For this exercise, return the line containing "Serialize everything readable" and every line after it through the end of the records below, without alteration.

· · · · ·

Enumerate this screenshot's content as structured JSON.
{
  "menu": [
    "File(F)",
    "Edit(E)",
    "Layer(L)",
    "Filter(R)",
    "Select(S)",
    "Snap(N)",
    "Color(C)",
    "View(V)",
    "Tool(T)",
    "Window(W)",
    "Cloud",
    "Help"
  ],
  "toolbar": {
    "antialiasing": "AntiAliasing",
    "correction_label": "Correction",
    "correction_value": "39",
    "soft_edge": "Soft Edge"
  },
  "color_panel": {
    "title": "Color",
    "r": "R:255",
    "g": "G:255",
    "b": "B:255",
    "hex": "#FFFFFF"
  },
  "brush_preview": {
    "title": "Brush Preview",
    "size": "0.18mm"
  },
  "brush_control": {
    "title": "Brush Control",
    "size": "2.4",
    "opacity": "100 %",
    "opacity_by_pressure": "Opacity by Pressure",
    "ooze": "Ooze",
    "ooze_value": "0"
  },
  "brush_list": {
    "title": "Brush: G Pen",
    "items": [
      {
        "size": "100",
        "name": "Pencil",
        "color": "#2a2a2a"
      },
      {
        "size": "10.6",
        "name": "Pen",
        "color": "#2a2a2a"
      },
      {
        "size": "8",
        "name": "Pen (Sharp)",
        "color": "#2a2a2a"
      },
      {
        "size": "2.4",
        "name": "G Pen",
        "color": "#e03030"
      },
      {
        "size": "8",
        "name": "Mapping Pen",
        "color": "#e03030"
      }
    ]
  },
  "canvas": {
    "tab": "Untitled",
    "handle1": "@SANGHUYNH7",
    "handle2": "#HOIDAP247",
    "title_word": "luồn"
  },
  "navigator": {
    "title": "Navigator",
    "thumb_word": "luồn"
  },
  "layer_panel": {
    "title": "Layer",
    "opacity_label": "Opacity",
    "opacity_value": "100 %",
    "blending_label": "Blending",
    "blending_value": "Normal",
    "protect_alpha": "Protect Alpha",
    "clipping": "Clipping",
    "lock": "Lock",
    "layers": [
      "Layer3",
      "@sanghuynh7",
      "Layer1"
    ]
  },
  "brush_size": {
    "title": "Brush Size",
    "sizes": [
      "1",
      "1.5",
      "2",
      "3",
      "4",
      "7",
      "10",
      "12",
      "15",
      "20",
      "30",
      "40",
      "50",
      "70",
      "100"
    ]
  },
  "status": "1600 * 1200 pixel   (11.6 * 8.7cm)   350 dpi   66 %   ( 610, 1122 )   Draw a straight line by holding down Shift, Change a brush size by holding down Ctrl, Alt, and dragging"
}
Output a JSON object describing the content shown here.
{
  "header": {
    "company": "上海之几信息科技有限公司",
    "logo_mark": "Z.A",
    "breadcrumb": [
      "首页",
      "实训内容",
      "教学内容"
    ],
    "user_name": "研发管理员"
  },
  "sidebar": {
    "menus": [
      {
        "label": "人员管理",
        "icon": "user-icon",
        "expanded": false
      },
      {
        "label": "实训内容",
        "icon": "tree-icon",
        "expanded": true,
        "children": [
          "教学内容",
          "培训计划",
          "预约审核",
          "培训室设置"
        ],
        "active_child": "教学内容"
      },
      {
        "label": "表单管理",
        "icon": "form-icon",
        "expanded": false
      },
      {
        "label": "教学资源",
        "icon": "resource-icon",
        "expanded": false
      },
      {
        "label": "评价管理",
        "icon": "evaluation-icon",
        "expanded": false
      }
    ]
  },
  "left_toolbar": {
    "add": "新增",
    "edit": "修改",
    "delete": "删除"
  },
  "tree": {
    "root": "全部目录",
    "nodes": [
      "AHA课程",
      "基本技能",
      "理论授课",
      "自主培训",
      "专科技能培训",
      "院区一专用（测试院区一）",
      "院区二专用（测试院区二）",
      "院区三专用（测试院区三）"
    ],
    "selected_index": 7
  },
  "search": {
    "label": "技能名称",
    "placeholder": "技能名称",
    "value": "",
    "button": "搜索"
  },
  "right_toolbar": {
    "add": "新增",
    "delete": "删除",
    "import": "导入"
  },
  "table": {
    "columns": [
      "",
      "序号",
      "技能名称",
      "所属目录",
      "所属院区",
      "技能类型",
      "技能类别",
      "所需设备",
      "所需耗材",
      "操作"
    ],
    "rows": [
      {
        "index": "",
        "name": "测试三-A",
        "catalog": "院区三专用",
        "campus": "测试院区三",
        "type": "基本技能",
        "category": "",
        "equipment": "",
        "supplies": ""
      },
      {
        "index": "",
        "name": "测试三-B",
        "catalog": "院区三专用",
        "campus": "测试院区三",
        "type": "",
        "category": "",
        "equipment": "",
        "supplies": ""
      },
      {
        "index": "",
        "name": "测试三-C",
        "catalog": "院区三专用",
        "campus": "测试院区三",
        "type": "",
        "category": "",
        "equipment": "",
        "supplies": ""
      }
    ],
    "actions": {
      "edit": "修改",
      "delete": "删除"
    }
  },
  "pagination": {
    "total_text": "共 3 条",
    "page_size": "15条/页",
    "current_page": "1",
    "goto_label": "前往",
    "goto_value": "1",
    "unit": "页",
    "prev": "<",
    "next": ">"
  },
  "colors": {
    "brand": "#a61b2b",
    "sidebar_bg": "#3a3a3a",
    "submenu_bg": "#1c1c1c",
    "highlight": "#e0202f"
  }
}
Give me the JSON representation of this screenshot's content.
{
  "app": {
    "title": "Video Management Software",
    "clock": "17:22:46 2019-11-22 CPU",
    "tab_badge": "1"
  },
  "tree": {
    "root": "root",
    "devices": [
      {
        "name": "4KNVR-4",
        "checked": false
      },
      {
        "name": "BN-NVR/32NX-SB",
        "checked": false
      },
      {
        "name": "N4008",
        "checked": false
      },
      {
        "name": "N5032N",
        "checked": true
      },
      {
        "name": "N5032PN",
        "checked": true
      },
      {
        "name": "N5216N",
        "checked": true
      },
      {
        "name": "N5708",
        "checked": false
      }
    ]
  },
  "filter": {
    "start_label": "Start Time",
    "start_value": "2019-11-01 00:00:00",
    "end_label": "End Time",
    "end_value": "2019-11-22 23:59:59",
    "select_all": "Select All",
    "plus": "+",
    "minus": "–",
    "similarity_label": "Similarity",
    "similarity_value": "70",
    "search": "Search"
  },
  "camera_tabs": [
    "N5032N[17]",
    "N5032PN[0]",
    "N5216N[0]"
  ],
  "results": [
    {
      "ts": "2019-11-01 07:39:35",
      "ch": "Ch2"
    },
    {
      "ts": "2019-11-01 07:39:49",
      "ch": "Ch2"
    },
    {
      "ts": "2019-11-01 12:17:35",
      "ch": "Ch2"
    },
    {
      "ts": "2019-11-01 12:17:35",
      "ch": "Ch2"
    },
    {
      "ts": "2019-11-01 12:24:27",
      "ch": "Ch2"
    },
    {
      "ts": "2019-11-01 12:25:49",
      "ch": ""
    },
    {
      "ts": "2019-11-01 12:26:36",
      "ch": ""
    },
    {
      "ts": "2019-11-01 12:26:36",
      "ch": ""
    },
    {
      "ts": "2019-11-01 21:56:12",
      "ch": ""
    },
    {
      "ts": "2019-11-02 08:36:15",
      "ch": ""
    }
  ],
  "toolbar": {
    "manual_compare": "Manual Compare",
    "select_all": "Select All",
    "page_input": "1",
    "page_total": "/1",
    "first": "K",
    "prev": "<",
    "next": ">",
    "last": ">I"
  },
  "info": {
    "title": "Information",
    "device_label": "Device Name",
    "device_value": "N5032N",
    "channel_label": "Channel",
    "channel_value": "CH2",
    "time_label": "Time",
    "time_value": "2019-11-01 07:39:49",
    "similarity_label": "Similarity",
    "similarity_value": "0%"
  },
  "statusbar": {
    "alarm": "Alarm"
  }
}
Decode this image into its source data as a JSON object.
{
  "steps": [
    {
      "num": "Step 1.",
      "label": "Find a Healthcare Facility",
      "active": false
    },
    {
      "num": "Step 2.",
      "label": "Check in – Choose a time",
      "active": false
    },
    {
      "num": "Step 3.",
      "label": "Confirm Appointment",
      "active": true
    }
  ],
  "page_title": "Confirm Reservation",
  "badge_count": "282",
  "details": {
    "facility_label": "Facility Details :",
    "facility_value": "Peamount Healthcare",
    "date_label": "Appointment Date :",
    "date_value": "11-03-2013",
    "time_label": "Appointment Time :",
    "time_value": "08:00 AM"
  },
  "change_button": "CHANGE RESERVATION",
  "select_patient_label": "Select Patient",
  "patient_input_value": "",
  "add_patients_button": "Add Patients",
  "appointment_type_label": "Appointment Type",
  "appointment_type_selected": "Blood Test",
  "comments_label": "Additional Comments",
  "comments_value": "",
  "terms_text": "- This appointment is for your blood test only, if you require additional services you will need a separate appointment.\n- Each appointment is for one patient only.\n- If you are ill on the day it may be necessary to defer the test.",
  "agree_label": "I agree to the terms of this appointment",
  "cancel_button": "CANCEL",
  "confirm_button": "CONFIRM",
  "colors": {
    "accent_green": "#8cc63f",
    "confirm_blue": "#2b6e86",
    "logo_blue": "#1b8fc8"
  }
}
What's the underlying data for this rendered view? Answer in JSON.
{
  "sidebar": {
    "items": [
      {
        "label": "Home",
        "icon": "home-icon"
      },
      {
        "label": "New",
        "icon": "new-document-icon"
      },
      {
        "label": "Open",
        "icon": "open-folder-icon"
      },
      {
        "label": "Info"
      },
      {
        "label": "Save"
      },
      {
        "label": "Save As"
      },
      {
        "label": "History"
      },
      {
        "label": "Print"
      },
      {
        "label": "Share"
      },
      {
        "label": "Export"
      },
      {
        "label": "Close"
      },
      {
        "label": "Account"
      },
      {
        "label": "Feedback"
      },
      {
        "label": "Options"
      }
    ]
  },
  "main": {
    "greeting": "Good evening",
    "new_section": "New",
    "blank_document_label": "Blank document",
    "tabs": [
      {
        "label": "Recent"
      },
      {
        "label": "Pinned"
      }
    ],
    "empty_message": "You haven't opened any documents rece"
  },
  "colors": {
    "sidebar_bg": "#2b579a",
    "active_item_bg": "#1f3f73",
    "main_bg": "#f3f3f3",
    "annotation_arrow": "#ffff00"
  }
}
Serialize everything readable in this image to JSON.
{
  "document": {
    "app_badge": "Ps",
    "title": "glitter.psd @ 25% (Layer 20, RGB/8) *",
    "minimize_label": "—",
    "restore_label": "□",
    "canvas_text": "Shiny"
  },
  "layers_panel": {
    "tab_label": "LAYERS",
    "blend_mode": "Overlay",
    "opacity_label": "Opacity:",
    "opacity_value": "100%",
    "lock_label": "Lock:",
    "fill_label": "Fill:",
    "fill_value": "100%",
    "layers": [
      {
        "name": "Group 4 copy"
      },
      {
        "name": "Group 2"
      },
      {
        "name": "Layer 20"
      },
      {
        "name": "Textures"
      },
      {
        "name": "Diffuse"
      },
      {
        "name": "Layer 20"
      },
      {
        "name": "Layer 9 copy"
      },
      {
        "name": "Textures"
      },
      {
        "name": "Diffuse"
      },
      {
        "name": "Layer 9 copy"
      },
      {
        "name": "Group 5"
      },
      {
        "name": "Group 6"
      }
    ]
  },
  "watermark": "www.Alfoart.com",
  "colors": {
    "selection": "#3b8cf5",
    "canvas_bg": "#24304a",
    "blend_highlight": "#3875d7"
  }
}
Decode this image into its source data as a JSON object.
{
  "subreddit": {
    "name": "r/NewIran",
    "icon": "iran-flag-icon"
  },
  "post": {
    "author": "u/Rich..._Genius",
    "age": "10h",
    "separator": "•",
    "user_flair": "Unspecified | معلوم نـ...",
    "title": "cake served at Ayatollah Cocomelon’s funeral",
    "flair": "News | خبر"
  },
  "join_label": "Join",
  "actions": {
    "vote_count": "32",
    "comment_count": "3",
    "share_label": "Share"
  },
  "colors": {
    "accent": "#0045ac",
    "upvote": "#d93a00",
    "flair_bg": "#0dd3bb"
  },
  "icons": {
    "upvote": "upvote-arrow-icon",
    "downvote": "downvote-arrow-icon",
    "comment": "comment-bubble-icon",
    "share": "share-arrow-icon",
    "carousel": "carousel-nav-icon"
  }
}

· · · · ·

- [EXERCISE RESPONSE]:
Serialize everything readable in this image to JSON.
{
  "document": {
    "app_badge": "Ps",
    "title": "glitter.psd @ 25% (Layer 20, RGB/8) *",
    "minimize_label": "—",
    "restore_label": "□",
    "canvas_text": "Shiny"
  },
  "layers_panel": {
    "tab_label": "LAYERS",
    "blend_mode": "Overlay",
    "opacity_label": "Opacity:",
    "opacity_value": "100%",
    "lock_label": "Lock:",
    "fill_label": "Fill:",
    "fill_value": "100%",
    "layers": [
      {
        "name": "Group 4 copy"
      },
      {
        "name": "Group 2"
      },
      {
        "name": "Layer 20"
      },
      {
        "name": "Textures"
      },
      {
        "name": "Diffuse"
      },
      {
        "name": "Layer 20"
      },
      {
        "name": "Layer 9 copy"
      },
      {
        "name": "Textures"
      },
      {
        "name": "Diffuse"
      },
      {
        "name": "Layer 9 copy"
      },
      {
        "name": "Group 5"
      },
      {
        "name": "Group 6"
      }
    ]
  },
  "watermark": "www.Alfoart.com",
  "colors": {
    "selection": "#3b8cf5",
    "canvas_bg": "#24304a",
    "blend_highlight": "#3875d7"
  }
}
Decode this image into its source data as a JSON object.
{
  "subreddit": {
    "name": "r/NewIran",
    "icon": "iran-flag-icon"
  },
  "post": {
    "author": "u/Rich..._Genius",
    "age": "10h",
    "separator": "•",
    "user_flair": "Unspecified | معلوم نـ...",
    "title": "cake served at Ayatollah Cocomelon’s funeral",
    "flair": "News | خبر"
  },
  "join_label": "Join",
  "actions": {
    "vote_count": "32",
    "comment_count": "3",
    "share_label": "Share"
  },
  "colors": {
    "accent": "#0045ac",
    "upvote": "#d93a00",
    "flair_bg": "#0dd3bb"
  },
  "icons": {
    "upvote": "upvote-arrow-icon",
    "downvote": "downvote-arrow-icon",
    "comment": "comment-bubble-icon",
    "share": "share-arrow-icon",
    "carousel": "carousel-nav-icon"
  }
}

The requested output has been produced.